Review: Knives Out is a blade of glory for Rian Johnson

Rian Johnson’s take on Star Wars proved controversial – but his whodunit Knives Out deserves universal acclaim, says Simon Brew

One of the current trends in the movies is ‘immersive’ cinema. You may know the drill. You get the likes of 4DX, where you’re sat in a chair, moved around and have water thrown at you. Or there’s Secret Cinema, where the setting and feel of the film in question is recreated, drinks available at an extra charge.

But for those of us of a more relaxed disposition, I may now patent the idea of a Knives Out winter knitwear screening. The idea? You just sit there in a cosy jumper or cardy, and marvel at some of Hollywood’s finest and their ability to keep out the cold.

There is, after all, a lot of knitwear in writer/director Rian Johnson’s delightfully enjoyable new movie, the latest in a growing resurgence of Hollywood whodunits. In this one, it’s Christopher Plummer’s Harlan Thrombey who meets his maker (and not of hypothermia, either), leaving those behind as prime suspects, each with their eye on his extensive, lucrative estate.

Could it be Chris Evans’ Ransom? Jamie Lee Curtis’ Linda? Michael Shannon’s – in by far the least impressive woollies – Walt? Heck, there’s a queue of suspects: Ana de Armas, Don Johnson, Toni Collette, Katherine Langford, Frank Oz? Personally, wouldn’t trust any of ’em.


The Big Issue magazine is a social enterprise, a business that reinvests its profits in helping others who are homeless, at risk of homelessness, or whose lives are blighted by poverty.

And as it turns out, there’s only one man who can get to the bottom of it all. Splendidly, that’s Daniel Craig, taking one part of his leftfield turn in Logan Lucky, another bit of Inspector Clouseau and directing the whole into Benoit Blanc.

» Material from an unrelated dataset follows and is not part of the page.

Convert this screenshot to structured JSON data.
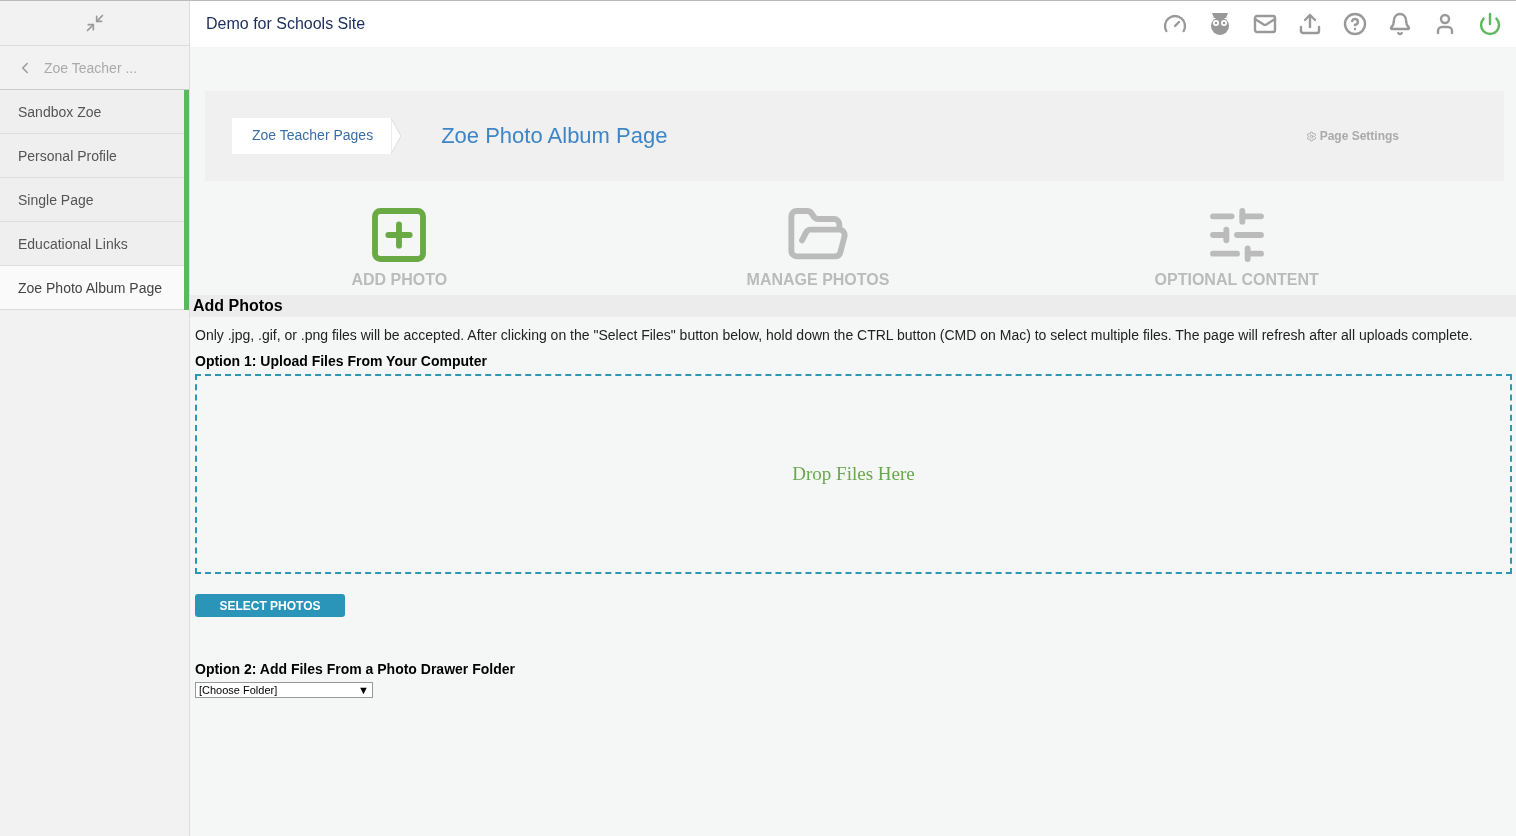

It’s – not said lightly – the most gleeful and entertaining work that Craig has committed to film, and with Johnson’s script steeped in a love for Agatha Christie but with a 15-certificate twist, he’s got the space to have fun.

Bluntly: he does. And whilst occasionally you get a film where it looks like the cast were having a great time at the expense of the audience, in Knives Out everyone’s invited. It works as a whodunit, it works as a light, entertaining night out, it works as an excuse to watch an excellent ensemble let loose.

If there’s a slight bother with it, and it’s a minor one, it’s pretty long for what it’s doing. You get a very, very good 130-minute film for your money, but I do wonder if there’s an even sharper 120-minute cut of it. Either way, it’s hard to grumble with what you get: a big Hollywood movie with not a cape or a spaceship in sight. Instead, you get wool, and lots of it.

Hats off to Rian Johnson here. If the old adage about your previous movie being a determinant as to what your next will be, he’s reacted superbly to the fan ‘debate’ over Star Wars: The Last Jedi, and used the clout that bought him to get Knives Out through the Hollywood system. I hope he’ll be guest of honour at the first knit-a-long screening.

Knives Out is in cinemas now